“We could not do this important work and deploy on this mission without you,” he told family members and friends who had gathered for the departure ceremony. “We will do you proud. I know that today is a sad day for a great number of you. But know that we will always be thinking of you.”

As a military band played, the ship’s horn gave two long blasts and the vessel inched slowly away from the dock. Family members stepped a couple of metres closer to the edge of the jetty to be nearer as they blew kisses and waved. Cellphone videos captured every last second as the ship slipped away into the fog.

On the jetty among the crowd, a girl held a sign that read, This is Not Goodbye Daddy, This is Thank You for Serving Canada.

TOPICS: Canada; Culture/Society; War on Terror

1 posted on 07/24/2014 12:45:45 PM PDT by Tailgunner Joe
[ Post Reply | Private Reply | View Replies]

To: Tailgunner Joe
Toronto is a Halifax class frigate.

2 posted on 07/24/2014 1:17:22 PM PDT by colorado tanker
[ Post Reply | Private Reply | To 1 | View Replies]

To: Tailgunner Joe; Clive; exg; Alberta's Child; albertabound; AntiKev; backhoe; Byron_the_Aussie; ...
To all- please ping me to Canadian topics.

Canada Ping!

3 posted on 07/24/2014 3:11:57 PM PDT by Squawk 8888 (Will steal your comments & post them on Twitter)
[ Post Reply | Private Reply | To 1 | View Replies]

To: colorado tanker

Was it escorted with towing tugs??

With the recent history of HMCS submarines, one or two might be in order.

4 posted on 07/24/2014 6:50:26 PM PDT by wetgundog (" Extremism in the Defense of Liberty is no Vice")
[ Post Reply | Private Reply | To 2 | View Replies]

Disclaimer: Opinions posted on Free Republic are those of the individual posters and do not necessarily represent the opinion of Free Republic or its management. All materials posted herein are protected by copyright law and the exemption for fair use of copyrighted works.

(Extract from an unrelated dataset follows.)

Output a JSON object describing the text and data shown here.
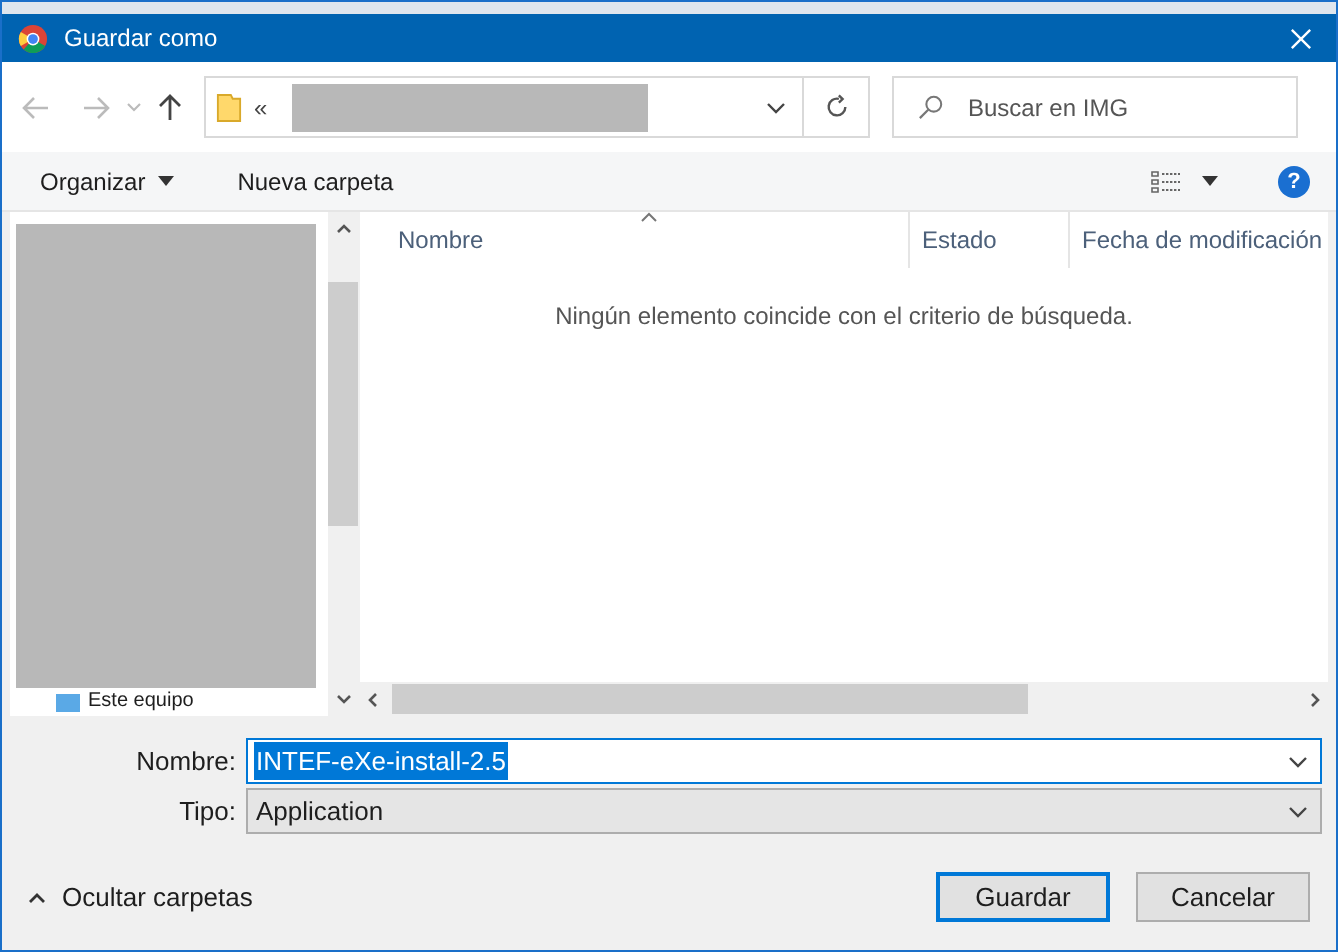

Free Republic
Browse · Search
Topics · Post Article

FreeRepublic, LLC, PO BOX 9771, FRESNO, CA 93794 is powered by software copyright 2000-2008 John Robinson